(Dataset rows describing interfaces)
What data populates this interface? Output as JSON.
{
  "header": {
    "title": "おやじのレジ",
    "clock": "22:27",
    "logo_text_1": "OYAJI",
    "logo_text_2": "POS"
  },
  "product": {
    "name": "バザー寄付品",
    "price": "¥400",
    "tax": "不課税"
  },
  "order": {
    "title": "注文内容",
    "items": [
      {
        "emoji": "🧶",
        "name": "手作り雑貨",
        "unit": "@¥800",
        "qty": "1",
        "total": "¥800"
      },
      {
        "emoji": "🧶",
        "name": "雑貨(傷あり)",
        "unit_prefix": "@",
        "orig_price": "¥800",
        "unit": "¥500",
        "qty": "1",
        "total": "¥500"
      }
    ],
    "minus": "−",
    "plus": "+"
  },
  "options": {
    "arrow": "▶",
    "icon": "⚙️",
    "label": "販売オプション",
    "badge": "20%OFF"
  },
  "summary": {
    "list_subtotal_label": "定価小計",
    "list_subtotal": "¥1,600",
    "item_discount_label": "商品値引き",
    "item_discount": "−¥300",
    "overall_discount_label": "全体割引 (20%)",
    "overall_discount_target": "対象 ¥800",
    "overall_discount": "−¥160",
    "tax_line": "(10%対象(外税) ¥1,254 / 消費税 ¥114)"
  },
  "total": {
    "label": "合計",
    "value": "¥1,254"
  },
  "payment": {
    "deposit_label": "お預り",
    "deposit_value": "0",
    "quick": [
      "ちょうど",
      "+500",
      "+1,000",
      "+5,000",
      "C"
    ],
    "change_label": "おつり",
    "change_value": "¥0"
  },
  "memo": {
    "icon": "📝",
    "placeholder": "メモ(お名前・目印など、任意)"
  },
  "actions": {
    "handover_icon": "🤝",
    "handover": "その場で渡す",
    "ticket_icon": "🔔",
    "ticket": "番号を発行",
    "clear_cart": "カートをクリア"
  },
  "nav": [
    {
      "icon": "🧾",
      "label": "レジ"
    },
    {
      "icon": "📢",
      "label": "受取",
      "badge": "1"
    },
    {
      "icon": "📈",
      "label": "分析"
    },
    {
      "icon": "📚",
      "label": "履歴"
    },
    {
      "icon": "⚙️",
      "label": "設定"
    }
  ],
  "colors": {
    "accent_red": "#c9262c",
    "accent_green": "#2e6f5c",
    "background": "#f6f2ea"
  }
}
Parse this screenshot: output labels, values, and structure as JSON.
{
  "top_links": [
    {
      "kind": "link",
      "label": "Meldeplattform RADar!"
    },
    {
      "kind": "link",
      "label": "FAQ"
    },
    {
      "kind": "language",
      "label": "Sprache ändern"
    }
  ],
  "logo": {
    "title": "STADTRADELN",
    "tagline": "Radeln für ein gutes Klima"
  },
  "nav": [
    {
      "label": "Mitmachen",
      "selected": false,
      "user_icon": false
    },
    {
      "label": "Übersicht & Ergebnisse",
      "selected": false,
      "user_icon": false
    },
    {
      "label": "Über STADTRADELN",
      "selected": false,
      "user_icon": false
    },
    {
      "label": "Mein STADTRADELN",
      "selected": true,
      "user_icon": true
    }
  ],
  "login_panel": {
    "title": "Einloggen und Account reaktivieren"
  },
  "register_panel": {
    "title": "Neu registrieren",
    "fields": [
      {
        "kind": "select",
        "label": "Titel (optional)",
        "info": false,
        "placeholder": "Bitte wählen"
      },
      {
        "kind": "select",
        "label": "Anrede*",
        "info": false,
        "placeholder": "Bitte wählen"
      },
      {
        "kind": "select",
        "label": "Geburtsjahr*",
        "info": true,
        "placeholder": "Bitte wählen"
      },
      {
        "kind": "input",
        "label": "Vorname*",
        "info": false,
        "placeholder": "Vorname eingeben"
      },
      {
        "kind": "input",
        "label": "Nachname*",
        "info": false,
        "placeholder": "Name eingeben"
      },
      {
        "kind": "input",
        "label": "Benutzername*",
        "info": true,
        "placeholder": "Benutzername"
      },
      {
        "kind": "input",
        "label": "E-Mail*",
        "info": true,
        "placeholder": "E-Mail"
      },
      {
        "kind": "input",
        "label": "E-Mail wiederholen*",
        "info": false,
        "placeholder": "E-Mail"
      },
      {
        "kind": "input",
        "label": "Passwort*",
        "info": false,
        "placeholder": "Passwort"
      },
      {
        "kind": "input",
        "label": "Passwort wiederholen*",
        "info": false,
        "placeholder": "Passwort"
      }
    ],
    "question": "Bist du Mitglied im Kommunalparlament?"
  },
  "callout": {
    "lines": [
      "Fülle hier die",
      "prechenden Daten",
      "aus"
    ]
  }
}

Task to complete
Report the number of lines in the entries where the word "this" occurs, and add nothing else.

Solved problem
2